##### Input for this task

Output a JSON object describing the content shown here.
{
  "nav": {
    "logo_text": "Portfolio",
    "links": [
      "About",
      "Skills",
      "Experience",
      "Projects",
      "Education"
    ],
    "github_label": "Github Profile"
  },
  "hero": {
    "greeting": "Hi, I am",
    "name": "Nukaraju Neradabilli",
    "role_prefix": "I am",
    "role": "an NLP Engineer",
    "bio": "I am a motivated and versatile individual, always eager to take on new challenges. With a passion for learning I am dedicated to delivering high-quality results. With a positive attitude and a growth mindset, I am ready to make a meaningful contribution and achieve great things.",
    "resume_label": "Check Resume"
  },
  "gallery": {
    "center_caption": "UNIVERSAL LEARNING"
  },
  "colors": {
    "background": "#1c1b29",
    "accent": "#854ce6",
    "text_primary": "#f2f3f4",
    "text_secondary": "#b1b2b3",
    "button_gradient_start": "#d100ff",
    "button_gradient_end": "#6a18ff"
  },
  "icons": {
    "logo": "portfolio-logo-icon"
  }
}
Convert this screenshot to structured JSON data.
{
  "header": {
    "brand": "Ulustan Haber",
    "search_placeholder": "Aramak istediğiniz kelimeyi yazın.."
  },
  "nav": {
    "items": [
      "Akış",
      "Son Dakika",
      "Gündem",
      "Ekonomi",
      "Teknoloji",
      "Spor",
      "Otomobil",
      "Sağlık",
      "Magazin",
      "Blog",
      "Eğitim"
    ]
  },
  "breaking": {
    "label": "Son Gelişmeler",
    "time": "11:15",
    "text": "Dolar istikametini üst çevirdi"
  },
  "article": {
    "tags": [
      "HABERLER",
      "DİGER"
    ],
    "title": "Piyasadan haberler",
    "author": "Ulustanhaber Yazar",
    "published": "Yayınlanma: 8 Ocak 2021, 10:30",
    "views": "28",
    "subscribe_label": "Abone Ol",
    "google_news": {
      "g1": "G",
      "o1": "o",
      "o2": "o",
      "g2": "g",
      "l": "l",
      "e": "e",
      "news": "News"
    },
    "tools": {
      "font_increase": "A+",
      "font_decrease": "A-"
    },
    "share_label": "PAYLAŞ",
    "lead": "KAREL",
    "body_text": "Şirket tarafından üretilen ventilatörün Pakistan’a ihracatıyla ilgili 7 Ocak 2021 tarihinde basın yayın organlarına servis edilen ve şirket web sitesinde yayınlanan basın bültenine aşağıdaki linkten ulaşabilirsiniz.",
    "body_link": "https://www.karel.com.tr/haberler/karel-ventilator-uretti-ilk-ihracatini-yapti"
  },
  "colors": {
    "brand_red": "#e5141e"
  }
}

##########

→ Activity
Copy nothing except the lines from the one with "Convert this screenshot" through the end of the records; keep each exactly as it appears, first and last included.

→ Answer for this exercise
Convert this screenshot to structured JSON data.
{
  "header": {
    "brand": "Ulustan Haber",
    "search_placeholder": "Aramak istediğiniz kelimeyi yazın.."
  },
  "nav": {
    "items": [
      "Akış",
      "Son Dakika",
      "Gündem",
      "Ekonomi",
      "Teknoloji",
      "Spor",
      "Otomobil",
      "Sağlık",
      "Magazin",
      "Blog",
      "Eğitim"
    ]
  },
  "breaking": {
    "label": "Son Gelişmeler",
    "time": "11:15",
    "text": "Dolar istikametini üst çevirdi"
  },
  "article": {
    "tags": [
      "HABERLER",
      "DİGER"
    ],
    "title": "Piyasadan haberler",
    "author": "Ulustanhaber Yazar",
    "published": "Yayınlanma: 8 Ocak 2021, 10:30",
    "views": "28",
    "subscribe_label": "Abone Ol",
    "google_news": {
      "g1": "G",
      "o1": "o",
      "o2": "o",
      "g2": "g",
      "l": "l",
      "e": "e",
      "news": "News"
    },
    "tools": {
      "font_increase": "A+",
      "font_decrease": "A-"
    },
    "share_label": "PAYLAŞ",
    "lead": "KAREL",
    "body_text": "Şirket tarafından üretilen ventilatörün Pakistan’a ihracatıyla ilgili 7 Ocak 2021 tarihinde basın yayın organlarına servis edilen ve şirket web sitesinde yayınlanan basın bültenine aşağıdaki linkten ulaşabilirsiniz.",
    "body_link": "https://www.karel.com.tr/haberler/karel-ventilator-uretti-ilk-ihracatini-yapti"
  },
  "colors": {
    "brand_red": "#e5141e"
  }
}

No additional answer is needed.